Two additional positive cases are announced today, both tied to the group of Iowans who traveled recently on an Egyptian cruise. Carroll County reports its first positive case. The state total is 16.
Wednesday, March 11
Total Iowa Cases: 14
Another Iowan on the Egyptian cruise tests positive. At this point, 13 of the state’s 14 cases are in Johnson County.
Iowa’s three state universities — the University of Iowa, Iowa State University and the University of Northern Iowa — announce they will all move their classes online through the rest of the semester.
Today the World Health Organization characterized COVID-19 as a pandemic.
State Sen. Rob Hogg calls for the Statehouse to shut down for the time being.
Tuesday, March 10
Total Iowa Cases: 13
Five new cases are announced today, all from Johnson County and all from the Egyptian cruise. The state total is 13.
Grinnell College says students must leave campus by March 23 and after March 30, at the conclusion of students’ spring break, classes will be conducted online through the remainder of the semester. Grinnell is the first college or university in Iowa to alter its campus because of the coronavirus outbreak.
The Board of Regents asks the University of Iowa, Iowa State University and Northern Iowa University “to move as quickly as possible towards the ability to deliver instruction virtually.”
Monday, March 9
Total Iowa Cases: 8
Reynolds signs a Proclamation of Disaster Emergency as five new cases of COVID-19 are confirmed. Four of the infected individuals are from Johnson County and were on the cruise ship.
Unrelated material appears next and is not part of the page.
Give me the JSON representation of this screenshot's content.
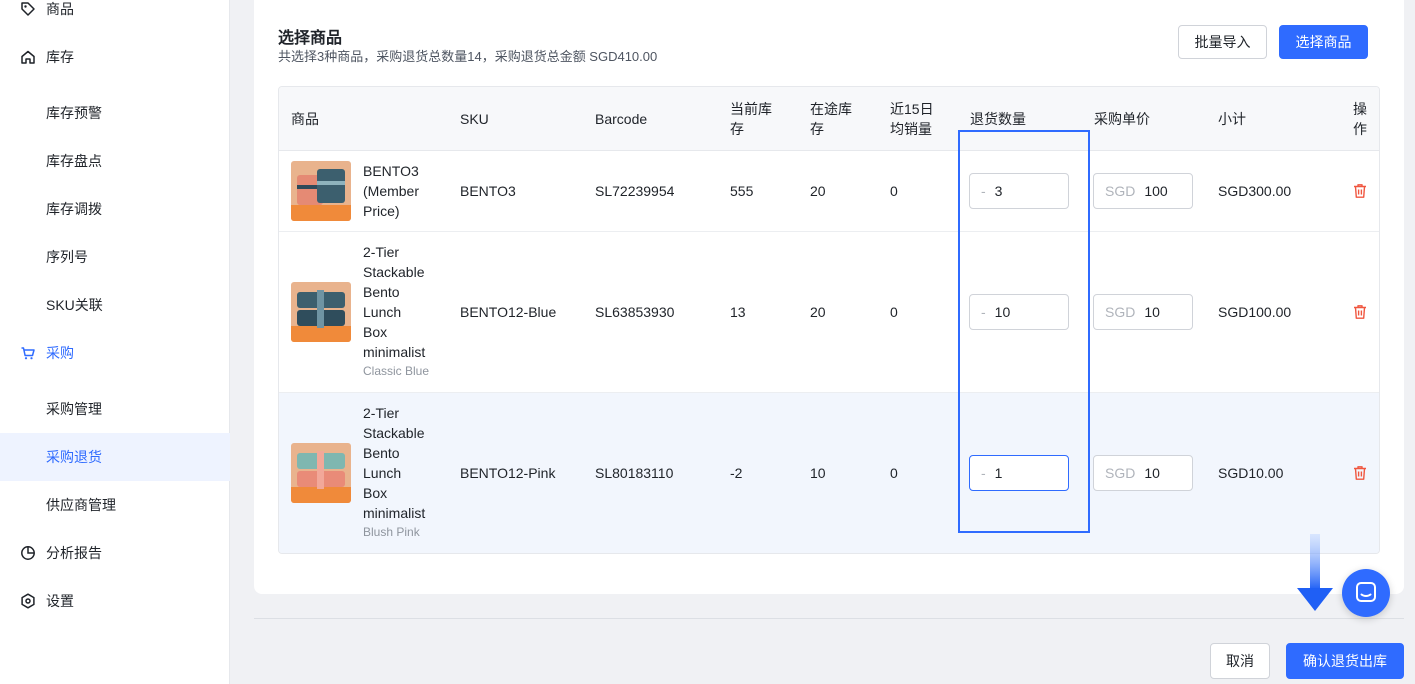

The other case, the first reported outside Johnson County, came from a person in Pottawattamie County who recently traveled to California.
Sunday, March 8
Total Iowa Cases: 3
The first three “presumptive positive” cases of 2019 novel coronavirus (COVID-19) are confirmed in Iowa. The three individuals are from Johnson County and recently traveled on a cruise ship in Egypt.
The press release from Reynolds states: “No additional or special precautions are recommended for Iowans beyond the simple daily precautions to combat the flu including washing hands, frequently, covering coughs and sneezes, and staying home when ill.”
Saturday, March 7
The governor orders a “partial activation” of the State Emergency Operations Center in Johnston “to ensure State of Iowa agencies are prepared in the event COVID-19 is detected in the state.”
Friday, March 6
Neighboring Nebraska confirms its first case of COVID-19. The patient is a 36-year-old woman with a history of respiratory illness who recently returned from the United Kingdom, according to the Omaha World-Herald.
President Trump tours the CDC in Atlanta, falsely saying, “Anybody that needs a test can have a test … The tests are all perfect.”
Thursday, March 5
On a conference call with Iowa reporters, Sen. Joni Ernst says: “With the coronavirus, again, it is the flu. We need to understand, it is the flu, but it is still a new strain of the flu and not fully understanding how this virus might adapt and change, we just want to make sure we are getting the resources out to our public health officials as quickly as possible so that we can curb any additional outbreaks and effectively treat those that might end up suffering from the coronavirus.”
Also today, Congress approves an $8.3 billion emergency spending package to help public health agencies and state and local governments respond to the coronavirus.
Reynolds writes on Twitter: “This morning, I met with @IAPublicHealth and @IAHSEMD (Iowa Homeland Security and Emergency Management) to discuss the potential dangers of the Coronavirus. Iowa remains at low risk, but we are taking every precaution to keep Iowans safe and healthy.
Neighboring Illinois confirms its first positive case of COVID-19, the second in the United States. The Chicago resident recently returned to the city from Wuhan, according to the Illinois Department of Public Health.
The Centers for Disease Control and Prevention confirms the first case of 2019 novel coronavirus (COVID-19) in the United States in the state of Washington. The patient recently returned from Wuhan, China, where an outbreak of pneumonia caused by the virus has been ongoing since December 2019.
Information and updates by Elizabeth Meyer and Pat Rynard